"My last ditch appeal, the one that finally put us over the top," she said, "was when I asked a bunch of women in the city, 'Would it really affect your life one way or the other, whether or not the airport was renamed after my husband?'" These women's realization that in fact it would not is what caused a tipping point in favor of the city's willingness to rename the airport.
I looked at her when she told me that story, and said, "Well, isn't it the same thing with gay marriage? If a gay or lesbian couple get married, will that really affect your life one bit?"
I could see the light bulb go on over her head. That day, she said I had changed her position on the legalization of gay marriage. We haven't spoken about it since, so I can only assume that she remained convinced.
And that, for me, is why I support the right of gay people to get married. I'm a believer in individual liberty -- the right of anyone to do anything they damn well please in this country, as long as it doesn't hurt or threaten anyone else. Gay people should be able to get married in America not because they are gay, but because they are American. The idea that we would pass a law to specifically limit the rights of any group of Americans is totally preposterous -- and if it's considered legal to do so now, I'm enough of a believer in this country and a student of its history to have faith that one day, in some court -- even if it proves to be the highest in the land -- such abject rejection of our fundamental right to freedom will be struck down once and for all.
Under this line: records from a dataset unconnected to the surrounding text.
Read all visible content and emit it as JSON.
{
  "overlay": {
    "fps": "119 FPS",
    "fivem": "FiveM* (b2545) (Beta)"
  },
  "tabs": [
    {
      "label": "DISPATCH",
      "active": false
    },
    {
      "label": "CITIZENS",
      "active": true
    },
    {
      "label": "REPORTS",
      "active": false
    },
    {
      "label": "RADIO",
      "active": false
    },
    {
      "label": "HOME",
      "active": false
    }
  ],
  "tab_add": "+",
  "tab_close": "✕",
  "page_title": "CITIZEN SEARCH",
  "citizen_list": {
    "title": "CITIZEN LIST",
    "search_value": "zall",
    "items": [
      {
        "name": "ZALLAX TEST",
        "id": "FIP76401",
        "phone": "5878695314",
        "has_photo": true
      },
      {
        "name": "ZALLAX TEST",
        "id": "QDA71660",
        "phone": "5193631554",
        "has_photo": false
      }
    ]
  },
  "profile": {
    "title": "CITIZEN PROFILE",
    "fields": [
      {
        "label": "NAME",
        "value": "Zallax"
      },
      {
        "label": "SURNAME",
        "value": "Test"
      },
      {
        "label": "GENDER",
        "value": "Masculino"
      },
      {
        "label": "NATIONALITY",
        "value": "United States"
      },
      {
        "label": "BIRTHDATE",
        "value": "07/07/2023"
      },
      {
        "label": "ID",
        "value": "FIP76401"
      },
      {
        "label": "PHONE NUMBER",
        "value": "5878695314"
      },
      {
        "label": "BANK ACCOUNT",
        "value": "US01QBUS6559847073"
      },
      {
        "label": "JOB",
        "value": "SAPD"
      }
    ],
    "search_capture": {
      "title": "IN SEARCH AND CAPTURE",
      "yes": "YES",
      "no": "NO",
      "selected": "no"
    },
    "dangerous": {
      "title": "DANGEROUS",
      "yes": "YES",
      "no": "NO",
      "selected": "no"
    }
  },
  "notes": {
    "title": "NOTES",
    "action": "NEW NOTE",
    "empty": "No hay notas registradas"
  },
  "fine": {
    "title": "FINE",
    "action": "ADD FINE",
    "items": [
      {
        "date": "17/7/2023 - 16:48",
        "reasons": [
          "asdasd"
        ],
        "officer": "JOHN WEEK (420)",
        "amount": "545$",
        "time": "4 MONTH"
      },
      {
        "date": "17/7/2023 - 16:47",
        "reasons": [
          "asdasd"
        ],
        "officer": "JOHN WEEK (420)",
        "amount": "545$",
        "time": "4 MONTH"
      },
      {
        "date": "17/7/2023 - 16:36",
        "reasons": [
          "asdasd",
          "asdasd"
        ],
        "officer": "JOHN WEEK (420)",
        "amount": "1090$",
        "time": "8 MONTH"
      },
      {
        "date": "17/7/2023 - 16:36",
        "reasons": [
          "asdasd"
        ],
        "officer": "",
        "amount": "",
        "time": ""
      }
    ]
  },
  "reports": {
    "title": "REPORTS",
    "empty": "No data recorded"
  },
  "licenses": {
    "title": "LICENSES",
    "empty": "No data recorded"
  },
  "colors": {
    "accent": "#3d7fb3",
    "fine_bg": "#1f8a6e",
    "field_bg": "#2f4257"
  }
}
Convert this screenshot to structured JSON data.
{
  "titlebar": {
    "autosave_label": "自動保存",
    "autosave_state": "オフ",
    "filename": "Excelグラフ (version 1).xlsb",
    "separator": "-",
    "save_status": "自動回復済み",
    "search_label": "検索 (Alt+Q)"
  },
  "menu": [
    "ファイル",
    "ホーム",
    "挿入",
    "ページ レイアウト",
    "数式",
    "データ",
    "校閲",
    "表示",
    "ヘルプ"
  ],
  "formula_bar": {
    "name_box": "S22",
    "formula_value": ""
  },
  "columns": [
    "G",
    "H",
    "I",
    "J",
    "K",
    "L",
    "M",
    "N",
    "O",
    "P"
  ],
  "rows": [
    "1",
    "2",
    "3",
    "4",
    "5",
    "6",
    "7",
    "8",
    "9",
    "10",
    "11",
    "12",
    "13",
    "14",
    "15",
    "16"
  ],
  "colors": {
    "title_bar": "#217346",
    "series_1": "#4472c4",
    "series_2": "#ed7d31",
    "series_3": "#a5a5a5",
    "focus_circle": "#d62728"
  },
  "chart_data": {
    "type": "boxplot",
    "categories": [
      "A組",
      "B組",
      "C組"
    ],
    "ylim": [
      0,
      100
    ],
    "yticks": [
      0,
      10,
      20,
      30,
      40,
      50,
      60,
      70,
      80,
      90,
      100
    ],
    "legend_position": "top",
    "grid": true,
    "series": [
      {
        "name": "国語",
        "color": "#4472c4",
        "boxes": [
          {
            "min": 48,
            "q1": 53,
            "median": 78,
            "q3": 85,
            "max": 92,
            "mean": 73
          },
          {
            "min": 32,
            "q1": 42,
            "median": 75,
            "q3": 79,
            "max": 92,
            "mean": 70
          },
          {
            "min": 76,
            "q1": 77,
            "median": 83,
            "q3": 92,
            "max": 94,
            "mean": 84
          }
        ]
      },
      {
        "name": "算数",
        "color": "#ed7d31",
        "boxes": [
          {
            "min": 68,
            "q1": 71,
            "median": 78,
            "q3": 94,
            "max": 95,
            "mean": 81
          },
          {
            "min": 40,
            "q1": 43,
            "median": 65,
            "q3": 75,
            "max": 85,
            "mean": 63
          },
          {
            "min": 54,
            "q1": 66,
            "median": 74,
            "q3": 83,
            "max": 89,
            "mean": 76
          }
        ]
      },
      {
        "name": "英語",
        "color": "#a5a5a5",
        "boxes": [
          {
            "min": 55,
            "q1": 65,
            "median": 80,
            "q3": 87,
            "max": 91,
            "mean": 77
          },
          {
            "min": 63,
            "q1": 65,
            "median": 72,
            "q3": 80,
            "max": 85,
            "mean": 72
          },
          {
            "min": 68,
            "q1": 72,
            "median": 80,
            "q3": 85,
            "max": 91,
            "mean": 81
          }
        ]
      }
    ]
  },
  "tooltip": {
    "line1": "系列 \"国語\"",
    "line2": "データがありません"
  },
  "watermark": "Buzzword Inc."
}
Defense of marriage? If someone were to argue that a heterosexual marriage needs defense against gay marriage, I would think that if anything, a straight marriage might need to be defended against a gay single person who is out and about and looking just a little too attractive! It's those gay single people who can be a threat to a straight marriage! So I'd say, "Let them get married already, so they'll stop going after our husbands and wives! Damn it, let them get their own!"
That's not exactly the argument I would use in front of the Supreme Court, mind you, but it might be a good one for any bigot with a sense of humor. And at a time like this, when mean-spiritedness seeks scape goats like a heat-seeking missile, a little levity can be helpful. It can lighten the load when the road is long, and this road will stretch for as long as it takes. For every road, no matter how many detours, always lands at last at Truth. And in the United States of America, Truth and Liberty are one.
Posted by mwblog at 9:32 PM